* Supplied entries *
+ + + + + + +

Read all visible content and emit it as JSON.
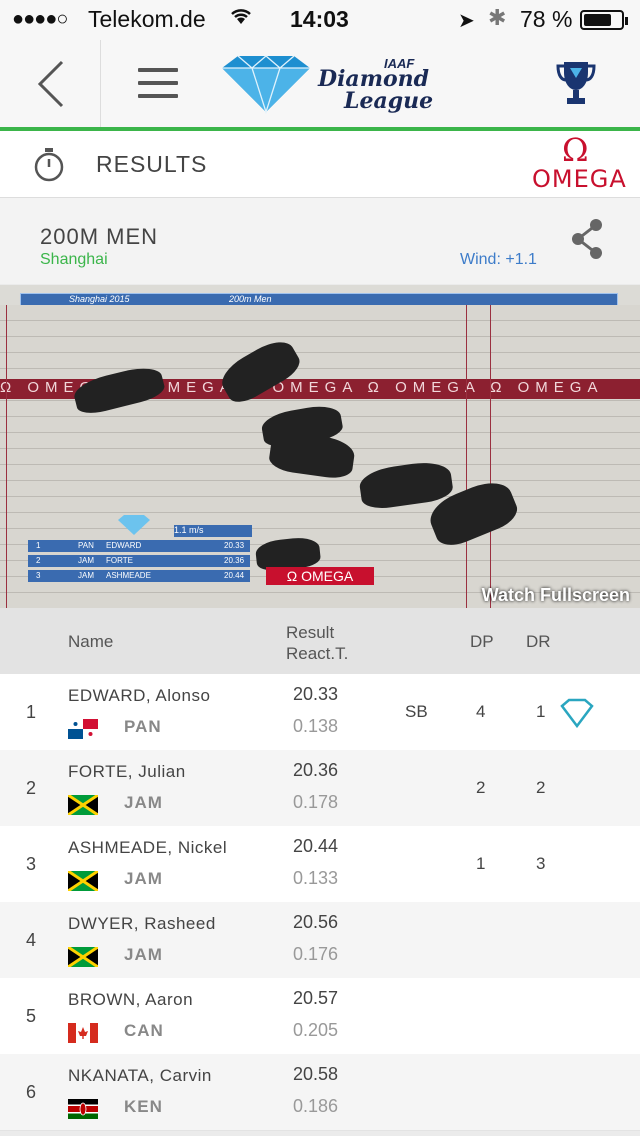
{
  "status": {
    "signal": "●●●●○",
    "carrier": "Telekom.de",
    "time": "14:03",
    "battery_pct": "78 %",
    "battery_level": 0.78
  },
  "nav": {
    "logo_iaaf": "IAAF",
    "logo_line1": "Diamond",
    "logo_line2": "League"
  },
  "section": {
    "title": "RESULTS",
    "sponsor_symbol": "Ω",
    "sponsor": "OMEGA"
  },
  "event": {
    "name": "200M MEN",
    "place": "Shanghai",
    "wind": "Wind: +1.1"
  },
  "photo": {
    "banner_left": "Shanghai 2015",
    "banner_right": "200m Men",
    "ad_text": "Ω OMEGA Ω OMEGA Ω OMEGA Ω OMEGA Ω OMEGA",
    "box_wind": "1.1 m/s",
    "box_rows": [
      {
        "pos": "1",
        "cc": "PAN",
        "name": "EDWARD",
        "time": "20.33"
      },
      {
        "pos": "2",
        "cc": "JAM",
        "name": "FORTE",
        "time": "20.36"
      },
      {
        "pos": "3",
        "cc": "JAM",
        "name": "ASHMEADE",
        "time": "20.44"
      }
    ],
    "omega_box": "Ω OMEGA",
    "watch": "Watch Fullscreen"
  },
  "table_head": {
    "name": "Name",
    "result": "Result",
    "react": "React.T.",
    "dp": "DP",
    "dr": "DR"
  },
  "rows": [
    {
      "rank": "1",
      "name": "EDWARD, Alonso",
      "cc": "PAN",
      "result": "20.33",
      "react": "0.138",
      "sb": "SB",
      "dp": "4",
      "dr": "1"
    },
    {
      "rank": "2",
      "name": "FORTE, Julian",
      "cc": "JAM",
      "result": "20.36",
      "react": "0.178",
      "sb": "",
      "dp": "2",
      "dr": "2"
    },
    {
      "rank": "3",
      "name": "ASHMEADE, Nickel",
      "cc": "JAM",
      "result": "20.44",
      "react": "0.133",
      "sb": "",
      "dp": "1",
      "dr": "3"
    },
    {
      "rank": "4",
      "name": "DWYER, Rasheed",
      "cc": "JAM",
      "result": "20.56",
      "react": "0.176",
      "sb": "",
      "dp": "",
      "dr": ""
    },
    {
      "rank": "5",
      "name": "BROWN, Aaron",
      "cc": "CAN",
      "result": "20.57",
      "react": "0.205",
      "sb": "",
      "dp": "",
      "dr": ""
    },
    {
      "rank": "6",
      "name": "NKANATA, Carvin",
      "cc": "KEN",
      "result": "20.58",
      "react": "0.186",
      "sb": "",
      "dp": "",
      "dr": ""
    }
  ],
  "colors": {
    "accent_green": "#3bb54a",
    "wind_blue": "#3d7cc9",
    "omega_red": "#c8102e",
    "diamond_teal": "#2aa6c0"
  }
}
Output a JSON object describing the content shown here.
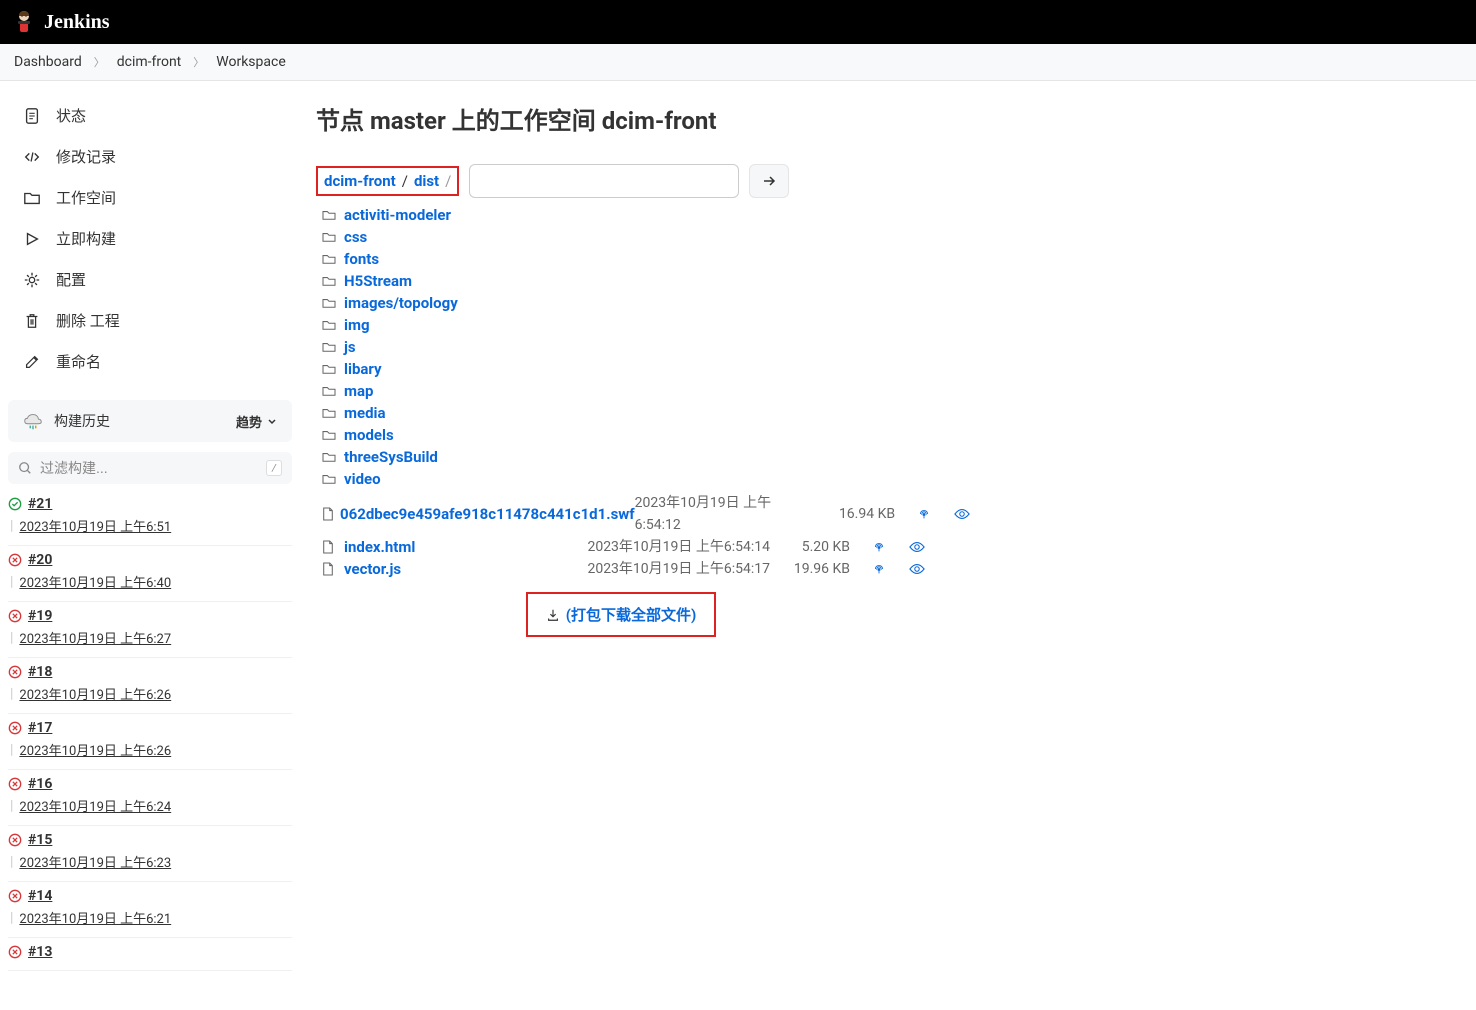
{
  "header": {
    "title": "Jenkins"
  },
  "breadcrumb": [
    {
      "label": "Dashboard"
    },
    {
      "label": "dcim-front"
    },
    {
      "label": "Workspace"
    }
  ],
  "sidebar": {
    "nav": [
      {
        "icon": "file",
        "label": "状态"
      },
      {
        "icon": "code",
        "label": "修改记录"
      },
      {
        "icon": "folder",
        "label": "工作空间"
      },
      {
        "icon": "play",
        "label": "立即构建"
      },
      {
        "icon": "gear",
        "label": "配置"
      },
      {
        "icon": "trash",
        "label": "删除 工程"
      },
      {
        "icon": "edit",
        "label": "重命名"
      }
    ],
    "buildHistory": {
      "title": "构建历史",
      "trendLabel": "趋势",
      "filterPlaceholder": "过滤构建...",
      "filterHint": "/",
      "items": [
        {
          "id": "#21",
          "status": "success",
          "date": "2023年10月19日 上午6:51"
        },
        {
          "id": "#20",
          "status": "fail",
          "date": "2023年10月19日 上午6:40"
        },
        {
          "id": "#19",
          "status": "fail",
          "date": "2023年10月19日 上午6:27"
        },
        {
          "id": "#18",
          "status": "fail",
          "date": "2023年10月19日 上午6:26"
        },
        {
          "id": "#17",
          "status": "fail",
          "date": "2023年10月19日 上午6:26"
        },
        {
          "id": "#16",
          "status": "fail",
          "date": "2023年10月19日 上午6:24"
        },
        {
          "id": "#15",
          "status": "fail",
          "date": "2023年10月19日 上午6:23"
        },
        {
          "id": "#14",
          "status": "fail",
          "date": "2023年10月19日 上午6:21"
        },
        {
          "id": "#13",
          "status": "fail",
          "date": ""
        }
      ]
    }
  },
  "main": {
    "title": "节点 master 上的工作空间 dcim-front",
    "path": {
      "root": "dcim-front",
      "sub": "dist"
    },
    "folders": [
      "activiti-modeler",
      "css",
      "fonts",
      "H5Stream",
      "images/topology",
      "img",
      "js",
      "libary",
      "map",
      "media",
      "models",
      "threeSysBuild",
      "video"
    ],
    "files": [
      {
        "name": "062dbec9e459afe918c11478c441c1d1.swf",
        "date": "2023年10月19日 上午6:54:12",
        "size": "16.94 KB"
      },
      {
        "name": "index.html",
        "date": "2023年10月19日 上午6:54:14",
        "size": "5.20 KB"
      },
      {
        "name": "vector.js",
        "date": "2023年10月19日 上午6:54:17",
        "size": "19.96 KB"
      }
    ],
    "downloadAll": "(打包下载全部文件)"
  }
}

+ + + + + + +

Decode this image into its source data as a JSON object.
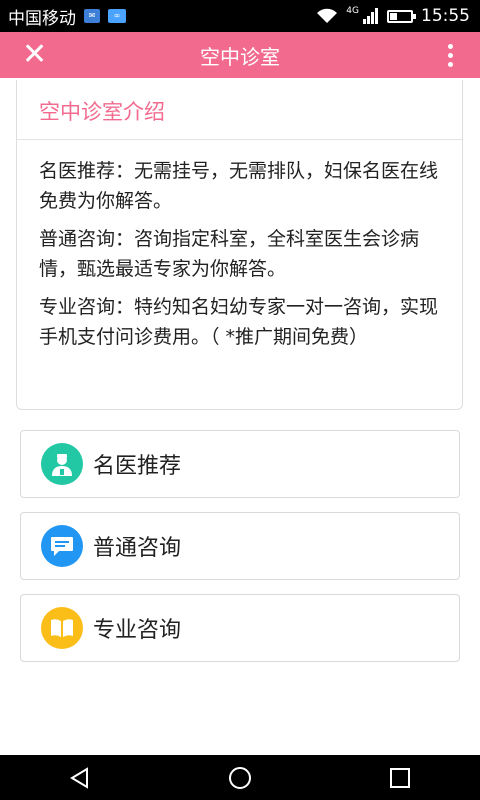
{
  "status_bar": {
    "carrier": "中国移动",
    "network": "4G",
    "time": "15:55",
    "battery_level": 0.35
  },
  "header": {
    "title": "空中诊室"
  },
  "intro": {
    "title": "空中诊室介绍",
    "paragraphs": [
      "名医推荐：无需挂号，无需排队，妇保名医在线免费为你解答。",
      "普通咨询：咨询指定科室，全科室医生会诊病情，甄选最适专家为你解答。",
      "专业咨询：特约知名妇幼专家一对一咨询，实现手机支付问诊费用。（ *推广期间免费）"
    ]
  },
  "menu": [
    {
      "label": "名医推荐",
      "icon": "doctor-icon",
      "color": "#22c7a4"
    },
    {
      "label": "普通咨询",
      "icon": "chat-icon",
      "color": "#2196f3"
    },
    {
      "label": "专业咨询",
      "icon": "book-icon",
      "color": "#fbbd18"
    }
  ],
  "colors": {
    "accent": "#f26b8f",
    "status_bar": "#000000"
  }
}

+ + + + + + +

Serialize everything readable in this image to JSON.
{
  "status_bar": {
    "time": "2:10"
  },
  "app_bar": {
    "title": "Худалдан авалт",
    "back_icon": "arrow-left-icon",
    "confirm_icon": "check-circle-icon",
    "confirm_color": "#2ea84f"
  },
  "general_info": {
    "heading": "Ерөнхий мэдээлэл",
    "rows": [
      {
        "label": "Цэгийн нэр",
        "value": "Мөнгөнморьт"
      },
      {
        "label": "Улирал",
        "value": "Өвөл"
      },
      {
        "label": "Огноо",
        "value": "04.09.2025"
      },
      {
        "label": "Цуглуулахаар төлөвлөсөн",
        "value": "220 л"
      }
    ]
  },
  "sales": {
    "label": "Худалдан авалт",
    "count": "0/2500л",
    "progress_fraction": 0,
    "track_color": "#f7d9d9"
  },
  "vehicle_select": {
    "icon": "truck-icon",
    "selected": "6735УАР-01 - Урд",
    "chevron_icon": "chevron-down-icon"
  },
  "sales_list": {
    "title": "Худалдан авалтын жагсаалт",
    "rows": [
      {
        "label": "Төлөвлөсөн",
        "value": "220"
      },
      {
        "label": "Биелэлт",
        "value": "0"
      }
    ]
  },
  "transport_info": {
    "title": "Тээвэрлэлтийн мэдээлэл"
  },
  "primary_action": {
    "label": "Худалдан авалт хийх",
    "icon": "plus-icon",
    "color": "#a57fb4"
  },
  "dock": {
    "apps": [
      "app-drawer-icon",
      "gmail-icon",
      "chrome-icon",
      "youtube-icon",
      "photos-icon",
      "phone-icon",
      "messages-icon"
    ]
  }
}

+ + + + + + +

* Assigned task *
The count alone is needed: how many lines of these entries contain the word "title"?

* Your solution *
9